TOKYO -- A former president of Mitsubishi Motors Corp. pleaded not guilty Wednesday to charges of professional negligence that prosecutors said had caused the death of a truck driver in 2002.
Separately, the troubled automaker renewed its promise to correct its culture of hiding vehicle defects as it aims to win back public trust ahead of the planned launch of the new Colt Plus model this month.
On the first day of the trial, Katsuhiko Kawasoe, 68, and one-time Mitsubishi Vice President Takashi Usami, 64, pleaded not guilty to allegations that they had concealed defects in the clutch system on certain truck models.
Kawasoe headed Mitsubishi until late 2000, when he stepped down to take responsibility for a scandal that laid bare the automaker's decades-long practice of hiding safety records and vehicle defects from authorities.
Prosecutors have alleged that the accident could have been avoided if the company had issued an open recall of the defective models instead of conducting secret repairs.
Two other former Mitsubishi executives pleaded guilty for their role in the case.

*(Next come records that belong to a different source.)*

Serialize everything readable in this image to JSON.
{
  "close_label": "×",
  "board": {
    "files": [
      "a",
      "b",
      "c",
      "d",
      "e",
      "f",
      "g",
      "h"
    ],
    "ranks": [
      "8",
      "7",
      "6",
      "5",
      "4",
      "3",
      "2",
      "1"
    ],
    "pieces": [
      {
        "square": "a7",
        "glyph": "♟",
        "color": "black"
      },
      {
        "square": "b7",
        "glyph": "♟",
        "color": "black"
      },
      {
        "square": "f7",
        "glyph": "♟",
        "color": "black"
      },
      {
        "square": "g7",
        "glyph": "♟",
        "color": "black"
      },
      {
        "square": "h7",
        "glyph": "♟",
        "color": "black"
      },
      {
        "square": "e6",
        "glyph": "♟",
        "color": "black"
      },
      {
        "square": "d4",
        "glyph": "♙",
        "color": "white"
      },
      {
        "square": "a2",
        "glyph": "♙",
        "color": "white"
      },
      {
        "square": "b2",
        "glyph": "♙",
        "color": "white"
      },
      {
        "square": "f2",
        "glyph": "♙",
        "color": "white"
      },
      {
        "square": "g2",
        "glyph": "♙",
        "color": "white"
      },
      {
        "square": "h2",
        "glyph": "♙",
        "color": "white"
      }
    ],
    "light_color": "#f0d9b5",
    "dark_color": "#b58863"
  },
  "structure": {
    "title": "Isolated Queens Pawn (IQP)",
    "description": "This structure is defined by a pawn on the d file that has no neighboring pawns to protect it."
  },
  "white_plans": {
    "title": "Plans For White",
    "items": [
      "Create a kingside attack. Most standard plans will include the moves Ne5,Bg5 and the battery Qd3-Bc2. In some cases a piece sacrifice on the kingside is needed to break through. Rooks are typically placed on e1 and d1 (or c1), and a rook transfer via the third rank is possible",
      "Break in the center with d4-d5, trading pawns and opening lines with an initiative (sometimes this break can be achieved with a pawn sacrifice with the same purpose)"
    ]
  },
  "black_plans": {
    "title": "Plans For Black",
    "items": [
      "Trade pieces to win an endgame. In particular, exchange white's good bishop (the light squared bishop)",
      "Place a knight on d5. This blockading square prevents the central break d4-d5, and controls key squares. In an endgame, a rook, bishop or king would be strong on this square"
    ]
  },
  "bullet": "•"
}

Conviction on the charges carries a prison sentence of up to five years or a maximum fine of $4,500.